In Medicaid’s CHOICES, Don’t Take “No” for an Answer

medicaid_advocacyLast year I did a lot of blogging about changes to Medicaid’s CHOICES program, which took effect on July 1, 2012. That’s because the changes were significant, affecting both current beneficiaries and new applicants for coverage. Both care providers and geriatric social workers such as myself recognized that it may now be more difficult for individuals needing care to qualify using the CHOICES program’s new Need Acuity Scale.

Since the changes took place, I have personally handled cases in which a client was denied coverage based on their initial assessment. These individuals were clearly in need of care and ought to have qualified for coverage based on their level of disability. It took some additional documentation, but I was able to help the clients appeal the decision – and in all cases, with little difficulty, the original decision was reversed and the client was granted the level of CHOICES care being sought.

I have spoken with other professionals in the field, and I have heard several similar stories of an initial denial followed by a relatively painless appeal process resulting in CHOICES approval. While the initial denial of coverage can be frustrating, it is encouraging to know that in cases of obvious need, with appropriate advocacy Medicaid usually does provide coverage in the end.

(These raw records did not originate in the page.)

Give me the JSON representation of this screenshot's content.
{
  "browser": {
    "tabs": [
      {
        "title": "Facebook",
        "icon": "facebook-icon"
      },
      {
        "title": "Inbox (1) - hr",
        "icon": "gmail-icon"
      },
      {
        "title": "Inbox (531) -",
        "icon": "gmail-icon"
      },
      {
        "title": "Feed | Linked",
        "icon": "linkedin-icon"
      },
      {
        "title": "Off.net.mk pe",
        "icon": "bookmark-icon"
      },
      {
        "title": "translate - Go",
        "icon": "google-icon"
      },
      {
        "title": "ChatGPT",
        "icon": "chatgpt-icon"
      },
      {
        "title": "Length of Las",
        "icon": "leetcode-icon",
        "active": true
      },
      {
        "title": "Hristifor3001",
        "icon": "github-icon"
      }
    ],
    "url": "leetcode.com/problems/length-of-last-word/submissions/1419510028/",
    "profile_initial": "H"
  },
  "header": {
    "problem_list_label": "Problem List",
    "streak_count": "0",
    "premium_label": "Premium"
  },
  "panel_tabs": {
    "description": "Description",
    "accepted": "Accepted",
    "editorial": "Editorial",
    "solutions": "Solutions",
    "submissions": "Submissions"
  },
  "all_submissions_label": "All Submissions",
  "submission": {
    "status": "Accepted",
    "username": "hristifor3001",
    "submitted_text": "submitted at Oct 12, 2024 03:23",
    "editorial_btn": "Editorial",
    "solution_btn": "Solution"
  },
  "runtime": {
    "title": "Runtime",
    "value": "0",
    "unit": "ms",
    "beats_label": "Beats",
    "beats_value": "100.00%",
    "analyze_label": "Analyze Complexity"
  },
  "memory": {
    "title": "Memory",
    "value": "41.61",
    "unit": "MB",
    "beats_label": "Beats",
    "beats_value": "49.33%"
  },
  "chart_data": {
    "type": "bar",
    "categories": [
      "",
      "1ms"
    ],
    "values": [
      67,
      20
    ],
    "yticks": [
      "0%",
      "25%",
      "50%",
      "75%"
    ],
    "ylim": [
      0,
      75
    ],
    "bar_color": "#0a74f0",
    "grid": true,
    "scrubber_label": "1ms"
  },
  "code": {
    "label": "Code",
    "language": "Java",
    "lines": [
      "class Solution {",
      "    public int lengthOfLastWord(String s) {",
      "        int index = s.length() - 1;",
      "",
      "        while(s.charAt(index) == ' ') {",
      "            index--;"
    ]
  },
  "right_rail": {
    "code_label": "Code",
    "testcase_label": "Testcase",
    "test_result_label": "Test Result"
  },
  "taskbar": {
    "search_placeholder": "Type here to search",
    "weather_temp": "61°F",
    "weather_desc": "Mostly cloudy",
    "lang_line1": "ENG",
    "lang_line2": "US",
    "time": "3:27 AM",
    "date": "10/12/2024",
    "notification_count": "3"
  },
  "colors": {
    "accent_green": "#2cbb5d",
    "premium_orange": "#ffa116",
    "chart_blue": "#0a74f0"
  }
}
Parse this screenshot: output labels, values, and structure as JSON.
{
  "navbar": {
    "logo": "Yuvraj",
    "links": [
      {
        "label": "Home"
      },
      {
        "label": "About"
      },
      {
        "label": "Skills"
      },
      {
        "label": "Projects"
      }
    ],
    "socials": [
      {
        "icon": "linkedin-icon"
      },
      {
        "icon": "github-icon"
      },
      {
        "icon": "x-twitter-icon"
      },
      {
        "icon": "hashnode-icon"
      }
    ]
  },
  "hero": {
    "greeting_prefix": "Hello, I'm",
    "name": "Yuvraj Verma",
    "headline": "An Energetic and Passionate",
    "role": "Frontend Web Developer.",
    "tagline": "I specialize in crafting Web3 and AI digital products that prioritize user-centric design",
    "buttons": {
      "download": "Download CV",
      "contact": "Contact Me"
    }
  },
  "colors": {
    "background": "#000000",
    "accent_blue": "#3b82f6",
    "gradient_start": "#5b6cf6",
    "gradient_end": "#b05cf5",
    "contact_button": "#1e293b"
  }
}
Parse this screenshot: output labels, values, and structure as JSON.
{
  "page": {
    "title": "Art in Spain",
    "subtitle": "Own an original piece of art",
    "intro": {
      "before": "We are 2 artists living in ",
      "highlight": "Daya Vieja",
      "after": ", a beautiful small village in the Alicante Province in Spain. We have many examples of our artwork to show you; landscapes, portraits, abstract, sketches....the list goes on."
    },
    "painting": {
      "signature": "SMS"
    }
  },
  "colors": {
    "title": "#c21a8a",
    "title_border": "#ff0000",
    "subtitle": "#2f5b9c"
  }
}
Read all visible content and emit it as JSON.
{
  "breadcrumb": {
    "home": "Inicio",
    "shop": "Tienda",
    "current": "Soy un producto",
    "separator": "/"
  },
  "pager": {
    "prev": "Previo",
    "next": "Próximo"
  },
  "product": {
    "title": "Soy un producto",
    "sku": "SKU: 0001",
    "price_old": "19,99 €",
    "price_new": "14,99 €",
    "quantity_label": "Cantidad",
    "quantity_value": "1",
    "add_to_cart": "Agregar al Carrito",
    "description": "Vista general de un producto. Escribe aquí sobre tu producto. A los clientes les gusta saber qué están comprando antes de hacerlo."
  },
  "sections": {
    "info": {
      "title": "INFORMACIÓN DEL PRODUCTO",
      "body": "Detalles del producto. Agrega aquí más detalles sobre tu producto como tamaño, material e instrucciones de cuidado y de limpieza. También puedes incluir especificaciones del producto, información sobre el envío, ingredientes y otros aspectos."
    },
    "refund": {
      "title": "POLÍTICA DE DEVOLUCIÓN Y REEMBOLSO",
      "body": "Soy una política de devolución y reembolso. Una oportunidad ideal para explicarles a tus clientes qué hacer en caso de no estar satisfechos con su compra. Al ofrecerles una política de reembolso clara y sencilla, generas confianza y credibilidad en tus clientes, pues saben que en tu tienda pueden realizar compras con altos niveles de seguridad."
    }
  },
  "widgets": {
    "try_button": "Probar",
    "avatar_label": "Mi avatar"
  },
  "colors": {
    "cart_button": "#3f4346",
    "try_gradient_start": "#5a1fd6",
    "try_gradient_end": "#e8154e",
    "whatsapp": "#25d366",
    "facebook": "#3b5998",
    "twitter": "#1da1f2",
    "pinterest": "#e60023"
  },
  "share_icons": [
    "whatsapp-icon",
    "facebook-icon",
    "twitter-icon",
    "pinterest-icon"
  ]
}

My own experiences and the experiences of my professional colleagues also illustrate the importance of advocacy for an older adult or disabled person. Having someone ready and able to contest unfair or inappropriate decisions on their behalf can make an enormous difference in an elder or disabled person’s overall quality of life. Sometimes public benefits assessors, medical professionals, and other people providing services to elders and disabled persons simply get things wrong. Having someone familiar with the elder’s or disabled person’s situation who is prepared to do what it takes to make a case on their behalf is essential to getting the best treatments or benefits for that person.

As Care Coordinator at Elder Law of East Tennessee, part of my job is advocating for my clients to ensure that they receive the best possible care and all the benefits to which they are entitled. I feel a deep personal satisfaction when I know that the people I serve are well cared for and that their families can enjoy peace of mind. Please get in touch with me if you or your loved ones are in need of assistance with public benefits applications or other long-term care arrangements. I would love to help you get the benefits and the care that you deserve.